Fei Xia, Martin J. Zhang, James Y. Zou, David Tse
As datasets grow richer, an important challenge is to leverage the full features in the data to maximize the number of useful discoveries while controlling for false positives. We address this problem in the context of multiple hypotheses testing, where for each hypothesis, we observe a p-value along with a set of features specific to that hypothesis. For example, in genetic association studies, each hypothesis tests the correlation between a variant and the trait. We have a rich set of features for each variant (e.g. its location, conservation, epigenetics etc.) which could inform how likely the variant is to have a true association. However popular testing approaches, such as Benjamini-Hochberg's procedure (BH) and independent hypothesis weighting (IHW), either ignore these features or assume that the features are categorical. We propose a new algorithm, NeuralFDR, which automatically learns a discovery threshold as a function of all the hypothesis features. We parametrize the discovery threshold as a neural network, which enables flexible handling of multi-dimensional discrete and continuous features as well as efficient end-to-end optimization. We prove that NeuralFDR has strong false discovery rate (FDR) guarantees, and show that it makes substantially more discoveries in synthetic and real datasets.

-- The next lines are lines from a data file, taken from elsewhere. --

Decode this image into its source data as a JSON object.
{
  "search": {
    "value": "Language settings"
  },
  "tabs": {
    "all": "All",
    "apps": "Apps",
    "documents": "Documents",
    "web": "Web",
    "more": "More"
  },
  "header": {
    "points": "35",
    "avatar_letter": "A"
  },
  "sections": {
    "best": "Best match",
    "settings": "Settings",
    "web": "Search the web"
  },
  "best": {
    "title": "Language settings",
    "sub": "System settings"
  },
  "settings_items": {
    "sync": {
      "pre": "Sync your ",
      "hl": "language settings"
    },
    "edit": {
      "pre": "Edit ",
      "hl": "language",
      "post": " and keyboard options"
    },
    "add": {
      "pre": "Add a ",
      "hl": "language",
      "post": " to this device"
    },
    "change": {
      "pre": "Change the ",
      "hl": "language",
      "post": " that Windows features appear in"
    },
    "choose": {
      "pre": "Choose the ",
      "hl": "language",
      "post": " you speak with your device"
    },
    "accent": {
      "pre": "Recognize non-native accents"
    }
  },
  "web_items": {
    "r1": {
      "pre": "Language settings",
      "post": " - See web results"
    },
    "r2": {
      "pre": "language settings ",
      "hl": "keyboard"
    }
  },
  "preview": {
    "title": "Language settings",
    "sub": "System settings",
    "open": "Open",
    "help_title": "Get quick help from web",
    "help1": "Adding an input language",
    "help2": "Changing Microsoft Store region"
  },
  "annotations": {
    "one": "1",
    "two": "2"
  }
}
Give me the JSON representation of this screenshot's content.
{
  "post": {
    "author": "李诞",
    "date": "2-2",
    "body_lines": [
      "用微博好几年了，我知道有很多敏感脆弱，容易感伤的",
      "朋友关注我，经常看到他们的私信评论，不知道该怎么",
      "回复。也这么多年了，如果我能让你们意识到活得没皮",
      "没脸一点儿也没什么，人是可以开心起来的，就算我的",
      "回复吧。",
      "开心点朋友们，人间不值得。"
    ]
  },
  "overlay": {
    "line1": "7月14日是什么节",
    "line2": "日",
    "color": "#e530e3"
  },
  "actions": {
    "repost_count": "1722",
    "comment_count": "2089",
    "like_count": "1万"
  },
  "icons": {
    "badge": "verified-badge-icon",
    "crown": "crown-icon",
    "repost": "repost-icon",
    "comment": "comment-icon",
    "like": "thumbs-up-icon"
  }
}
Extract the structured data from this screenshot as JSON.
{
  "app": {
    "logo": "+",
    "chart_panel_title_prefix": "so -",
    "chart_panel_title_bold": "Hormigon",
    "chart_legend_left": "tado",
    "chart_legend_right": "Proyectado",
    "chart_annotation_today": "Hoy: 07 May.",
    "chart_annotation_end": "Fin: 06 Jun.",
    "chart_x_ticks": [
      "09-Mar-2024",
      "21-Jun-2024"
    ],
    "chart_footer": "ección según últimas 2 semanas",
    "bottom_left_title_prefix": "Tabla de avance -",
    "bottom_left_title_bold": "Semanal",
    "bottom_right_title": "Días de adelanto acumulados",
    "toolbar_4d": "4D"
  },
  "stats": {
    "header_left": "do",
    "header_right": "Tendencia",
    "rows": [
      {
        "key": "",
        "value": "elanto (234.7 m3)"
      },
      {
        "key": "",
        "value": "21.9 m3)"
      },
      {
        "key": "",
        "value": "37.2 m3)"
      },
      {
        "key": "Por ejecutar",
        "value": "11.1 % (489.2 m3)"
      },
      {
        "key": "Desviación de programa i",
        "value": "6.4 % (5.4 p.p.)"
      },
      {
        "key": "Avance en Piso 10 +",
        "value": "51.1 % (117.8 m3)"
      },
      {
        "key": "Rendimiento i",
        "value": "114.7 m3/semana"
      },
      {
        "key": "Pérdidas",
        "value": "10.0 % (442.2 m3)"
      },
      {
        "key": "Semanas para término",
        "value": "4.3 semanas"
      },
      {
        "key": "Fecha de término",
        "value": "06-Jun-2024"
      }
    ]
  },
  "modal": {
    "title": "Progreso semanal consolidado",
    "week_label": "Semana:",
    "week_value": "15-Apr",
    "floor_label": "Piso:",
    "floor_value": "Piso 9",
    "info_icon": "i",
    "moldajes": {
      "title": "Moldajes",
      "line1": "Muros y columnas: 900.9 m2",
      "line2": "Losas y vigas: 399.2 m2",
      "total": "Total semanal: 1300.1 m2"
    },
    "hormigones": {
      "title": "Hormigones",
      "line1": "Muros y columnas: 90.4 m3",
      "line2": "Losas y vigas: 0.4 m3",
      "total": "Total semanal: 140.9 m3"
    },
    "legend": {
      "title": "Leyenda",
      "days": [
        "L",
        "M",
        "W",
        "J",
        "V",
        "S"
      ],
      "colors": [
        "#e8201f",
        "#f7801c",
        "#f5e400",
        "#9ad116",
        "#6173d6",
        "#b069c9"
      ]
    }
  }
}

Moreover, we demonstrate that the learned discovery threshold is directly interpretable.